29 Aug 2010

Sometimes I think we could stop all technology development for a couple of decades, and just focus on actually putting the knowledge we already have into action, and we might be better off. Maybe that would be a better way to direct our efforts, instead of always trying to push the envelope and gather new information.

So when I saw a quote from petroleum geologist M. King Hubbert, who correctly predicted 15 years in advance that U.S. oil production would peak in 1970, it really resonated with me. He said: “Our ignorance is not so vast as our failure to use what we know.”

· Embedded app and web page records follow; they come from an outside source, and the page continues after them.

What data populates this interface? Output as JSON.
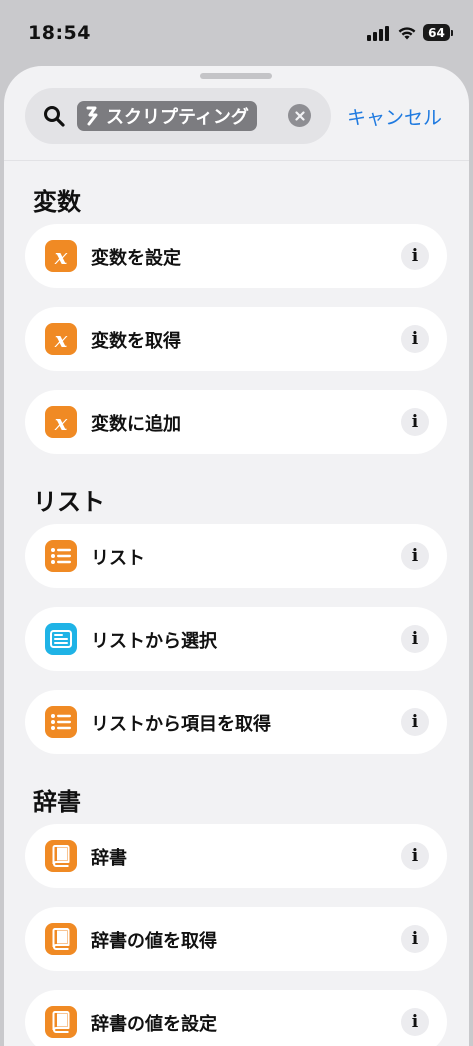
{
  "status": {
    "time": "18:54",
    "battery": "64"
  },
  "search": {
    "token_label": "スクリプティング",
    "cancel_label": "キャンセル"
  },
  "sections": {
    "variables": {
      "title": "変数",
      "items": [
        {
          "label": "変数を設定",
          "icon": "variable-icon",
          "glyph": "x"
        },
        {
          "label": "変数を取得",
          "icon": "variable-icon",
          "glyph": "x"
        },
        {
          "label": "変数に追加",
          "icon": "variable-icon",
          "glyph": "x"
        }
      ]
    },
    "list": {
      "title": "リスト",
      "items": [
        {
          "label": "リスト",
          "icon": "list-icon"
        },
        {
          "label": "リストから選択",
          "icon": "choose-from-list-icon"
        },
        {
          "label": "リストから項目を取得",
          "icon": "list-icon"
        }
      ]
    },
    "dictionary": {
      "title": "辞書",
      "items": [
        {
          "label": "辞書",
          "icon": "book-icon"
        },
        {
          "label": "辞書の値を取得",
          "icon": "book-icon"
        },
        {
          "label": "辞書の値を設定",
          "icon": "book-icon"
        }
      ]
    }
  },
  "info_glyph": "i",
  "colors": {
    "accent": "#1f7ae0",
    "orange": "#f08a24",
    "cyan": "#1fb3e6"
  }
}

Hubbert put out a lot of effort to stress that fossil fuels will peak in the foreseeable future—meaning, we can predict more or less when it will happen. For U.S. oil, it was during Hubbert’s lifetime. (He died in 1989.) For global oil, the world may have hit a plateau around 2005 to 2008, although it’s too soon to say for sure. And some, such as Caltech’s David Rutledge, have predicted even coal production may soon peak.

But how much have people acted on these predictions? Even if they’re not exactly right, even if there’s only a risk they’re right, they’re extremely serious. It seems to me, from following biophysical economics, that peak fossil fuels will likely mean the permanent end of economic growth.


books I've read on failure & grace

The World Without Us
The Last Oil Shock: A Survival Guide to the Imminent Extinction of Petroleum Man
A Paradise Built in Hell: The Extraordinary Communities That Arise in Disaster
Hell and High Water: Global Warming--the Solution and the Politics--and What We Should Do
The Worst Hard Time: The Untold Story of Those Who Survived the Great American Dust Bowl
The Tipping Point
Three Cups of Tea: One Man's Mission to Promote Peace... One School at a Time
The Upside of Down: Catastrophe, Creativity and the Renewal of Civilization
Out of Poverty: What Works When Traditional Approaches Fail
The Little Ice Age: How Climate Made History, 1300-1850
Confessions of an Eco-Sinner: Tracking Down the Sources of My Stuff
Deep Economy: The Wealth of Communities and the Durable Future
The Geography of Bliss: One Grump's Search for the Happiest Places in the World

Mason's favorite books »